====== Provided entries ======
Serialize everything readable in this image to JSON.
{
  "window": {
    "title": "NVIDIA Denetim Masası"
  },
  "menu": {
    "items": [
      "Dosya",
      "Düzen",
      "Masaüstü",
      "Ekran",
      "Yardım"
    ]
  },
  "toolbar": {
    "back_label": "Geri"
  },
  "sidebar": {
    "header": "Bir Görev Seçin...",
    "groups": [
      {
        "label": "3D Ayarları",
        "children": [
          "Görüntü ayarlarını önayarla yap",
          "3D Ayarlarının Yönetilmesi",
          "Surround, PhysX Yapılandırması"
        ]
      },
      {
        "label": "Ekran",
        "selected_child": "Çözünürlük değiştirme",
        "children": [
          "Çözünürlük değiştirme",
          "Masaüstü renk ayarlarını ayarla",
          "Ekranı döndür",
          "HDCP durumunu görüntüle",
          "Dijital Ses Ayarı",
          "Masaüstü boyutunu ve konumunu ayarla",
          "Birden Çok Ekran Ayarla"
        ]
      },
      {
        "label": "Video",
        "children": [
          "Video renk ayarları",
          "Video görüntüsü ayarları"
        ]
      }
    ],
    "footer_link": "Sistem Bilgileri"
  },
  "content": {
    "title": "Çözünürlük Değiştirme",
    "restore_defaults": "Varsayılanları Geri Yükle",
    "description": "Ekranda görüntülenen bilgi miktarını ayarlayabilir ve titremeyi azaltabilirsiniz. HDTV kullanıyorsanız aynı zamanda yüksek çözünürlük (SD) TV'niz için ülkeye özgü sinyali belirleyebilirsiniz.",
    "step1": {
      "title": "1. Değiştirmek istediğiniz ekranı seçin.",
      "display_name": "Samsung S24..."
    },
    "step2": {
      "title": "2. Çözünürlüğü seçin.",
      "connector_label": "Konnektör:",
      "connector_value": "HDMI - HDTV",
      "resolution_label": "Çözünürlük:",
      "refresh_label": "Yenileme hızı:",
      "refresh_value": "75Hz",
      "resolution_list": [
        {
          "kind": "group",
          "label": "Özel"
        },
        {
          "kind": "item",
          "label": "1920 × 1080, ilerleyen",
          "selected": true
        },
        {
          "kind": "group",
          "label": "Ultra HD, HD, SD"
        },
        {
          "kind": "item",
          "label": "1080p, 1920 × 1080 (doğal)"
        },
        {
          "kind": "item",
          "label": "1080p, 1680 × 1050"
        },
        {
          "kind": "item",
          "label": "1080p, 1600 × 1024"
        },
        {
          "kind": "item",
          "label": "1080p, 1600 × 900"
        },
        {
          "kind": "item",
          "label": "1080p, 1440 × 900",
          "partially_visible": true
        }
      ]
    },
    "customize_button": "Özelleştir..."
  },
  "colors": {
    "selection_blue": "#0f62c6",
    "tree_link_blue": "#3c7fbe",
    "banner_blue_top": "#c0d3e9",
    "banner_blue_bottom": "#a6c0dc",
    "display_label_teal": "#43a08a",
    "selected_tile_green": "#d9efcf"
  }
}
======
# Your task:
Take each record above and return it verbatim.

# Result for this task:
Serialize everything readable in this image to JSON.
{
  "window": {
    "title": "NVIDIA Denetim Masası"
  },
  "menu": {
    "items": [
      "Dosya",
      "Düzen",
      "Masaüstü",
      "Ekran",
      "Yardım"
    ]
  },
  "toolbar": {
    "back_label": "Geri"
  },
  "sidebar": {
    "header": "Bir Görev Seçin...",
    "groups": [
      {
        "label": "3D Ayarları",
        "children": [
          "Görüntü ayarlarını önayarla yap",
          "3D Ayarlarının Yönetilmesi",
          "Surround, PhysX Yapılandırması"
        ]
      },
      {
        "label": "Ekran",
        "selected_child": "Çözünürlük değiştirme",
        "children": [
          "Çözünürlük değiştirme",
          "Masaüstü renk ayarlarını ayarla",
          "Ekranı döndür",
          "HDCP durumunu görüntüle",
          "Dijital Ses Ayarı",
          "Masaüstü boyutunu ve konumunu ayarla",
          "Birden Çok Ekran Ayarla"
        ]
      },
      {
        "label": "Video",
        "children": [
          "Video renk ayarları",
          "Video görüntüsü ayarları"
        ]
      }
    ],
    "footer_link": "Sistem Bilgileri"
  },
  "content": {
    "title": "Çözünürlük Değiştirme",
    "restore_defaults": "Varsayılanları Geri Yükle",
    "description": "Ekranda görüntülenen bilgi miktarını ayarlayabilir ve titremeyi azaltabilirsiniz. HDTV kullanıyorsanız aynı zamanda yüksek çözünürlük (SD) TV'niz için ülkeye özgü sinyali belirleyebilirsiniz.",
    "step1": {
      "title": "1. Değiştirmek istediğiniz ekranı seçin.",
      "display_name": "Samsung S24..."
    },
    "step2": {
      "title": "2. Çözünürlüğü seçin.",
      "connector_label": "Konnektör:",
      "connector_value": "HDMI - HDTV",
      "resolution_label": "Çözünürlük:",
      "refresh_label": "Yenileme hızı:",
      "refresh_value": "75Hz",
      "resolution_list": [
        {
          "kind": "group",
          "label": "Özel"
        },
        {
          "kind": "item",
          "label": "1920 × 1080, ilerleyen",
          "selected": true
        },
        {
          "kind": "group",
          "label": "Ultra HD, HD, SD"
        },
        {
          "kind": "item",
          "label": "1080p, 1920 × 1080 (doğal)"
        },
        {
          "kind": "item",
          "label": "1080p, 1680 × 1050"
        },
        {
          "kind": "item",
          "label": "1080p, 1600 × 1024"
        },
        {
          "kind": "item",
          "label": "1080p, 1600 × 900"
        },
        {
          "kind": "item",
          "label": "1080p, 1440 × 900",
          "partially_visible": true
        }
      ]
    },
    "customize_button": "Özelleştir..."
  },
  "colors": {
    "selection_blue": "#0f62c6",
    "tree_link_blue": "#3c7fbe",
    "banner_blue_top": "#c0d3e9",
    "banner_blue_bottom": "#a6c0dc",
    "display_label_teal": "#43a08a",
    "selected_tile_green": "#d9efcf"
  }
}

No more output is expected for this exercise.